- _Work instruction_:
Below are lines of data, and only some are wanted. Please repeat exactly those from the line that has "Give me the" through the line that has "Parse this screenshot: output".

*** Opening of Supplied data ***

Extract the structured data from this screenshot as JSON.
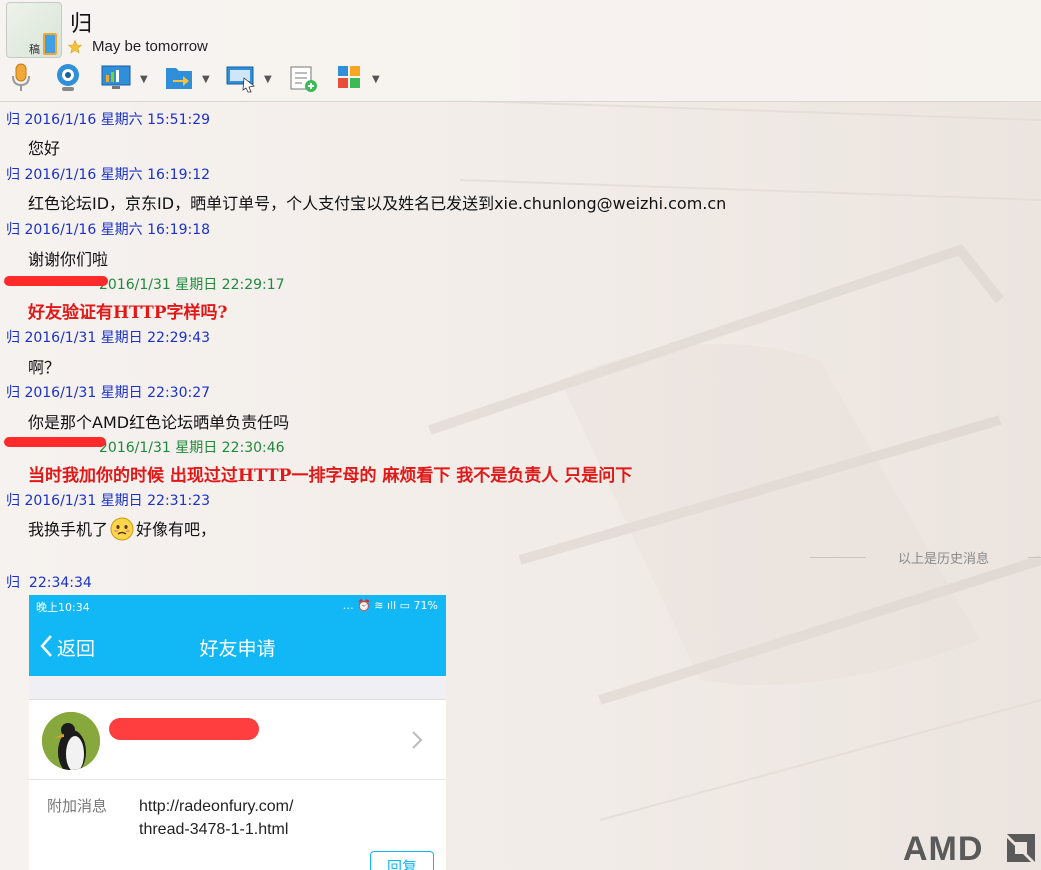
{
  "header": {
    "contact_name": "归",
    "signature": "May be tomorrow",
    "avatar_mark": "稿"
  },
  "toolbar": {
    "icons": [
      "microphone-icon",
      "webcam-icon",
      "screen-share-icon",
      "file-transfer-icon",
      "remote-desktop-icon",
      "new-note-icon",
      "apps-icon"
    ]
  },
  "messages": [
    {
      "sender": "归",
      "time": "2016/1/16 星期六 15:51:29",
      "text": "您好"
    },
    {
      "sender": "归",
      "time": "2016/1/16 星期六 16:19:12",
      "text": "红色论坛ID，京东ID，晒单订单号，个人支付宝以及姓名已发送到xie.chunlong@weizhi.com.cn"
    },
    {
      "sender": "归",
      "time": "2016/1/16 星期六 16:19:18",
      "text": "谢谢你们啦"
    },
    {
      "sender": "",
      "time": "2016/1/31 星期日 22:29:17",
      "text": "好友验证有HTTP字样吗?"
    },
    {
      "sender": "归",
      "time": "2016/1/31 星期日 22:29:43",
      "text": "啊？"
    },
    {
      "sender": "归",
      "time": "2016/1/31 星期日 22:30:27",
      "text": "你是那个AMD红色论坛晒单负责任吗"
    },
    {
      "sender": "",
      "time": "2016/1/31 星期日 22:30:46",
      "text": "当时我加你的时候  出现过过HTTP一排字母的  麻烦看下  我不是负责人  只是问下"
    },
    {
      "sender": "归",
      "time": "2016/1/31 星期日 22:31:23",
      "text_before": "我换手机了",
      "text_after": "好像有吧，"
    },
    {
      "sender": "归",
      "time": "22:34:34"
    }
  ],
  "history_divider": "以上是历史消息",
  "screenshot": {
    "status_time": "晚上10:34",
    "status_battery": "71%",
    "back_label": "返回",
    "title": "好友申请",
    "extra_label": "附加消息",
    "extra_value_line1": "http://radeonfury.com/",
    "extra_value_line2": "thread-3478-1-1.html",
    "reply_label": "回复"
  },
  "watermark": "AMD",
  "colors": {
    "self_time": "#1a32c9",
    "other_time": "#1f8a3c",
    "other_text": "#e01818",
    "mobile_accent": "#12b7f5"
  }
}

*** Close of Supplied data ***
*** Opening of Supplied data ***

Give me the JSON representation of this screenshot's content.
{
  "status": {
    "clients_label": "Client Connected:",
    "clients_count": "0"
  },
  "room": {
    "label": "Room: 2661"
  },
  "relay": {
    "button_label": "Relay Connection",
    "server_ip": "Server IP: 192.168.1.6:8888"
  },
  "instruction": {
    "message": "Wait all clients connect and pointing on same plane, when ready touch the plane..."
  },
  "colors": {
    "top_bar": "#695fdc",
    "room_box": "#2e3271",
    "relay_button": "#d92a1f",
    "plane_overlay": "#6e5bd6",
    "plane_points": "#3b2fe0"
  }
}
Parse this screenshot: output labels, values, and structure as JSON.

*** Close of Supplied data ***

- _Response to the exercise_:
Give me the JSON representation of this screenshot's content.
{
  "status": {
    "clients_label": "Client Connected:",
    "clients_count": "0"
  },
  "room": {
    "label": "Room: 2661"
  },
  "relay": {
    "button_label": "Relay Connection",
    "server_ip": "Server IP: 192.168.1.6:8888"
  },
  "instruction": {
    "message": "Wait all clients connect and pointing on same plane, when ready touch the plane..."
  },
  "colors": {
    "top_bar": "#695fdc",
    "room_box": "#2e3271",
    "relay_button": "#d92a1f",
    "plane_overlay": "#6e5bd6",
    "plane_points": "#3b2fe0"
  }
}
Parse this screenshot: output labels, values, and structure as JSON.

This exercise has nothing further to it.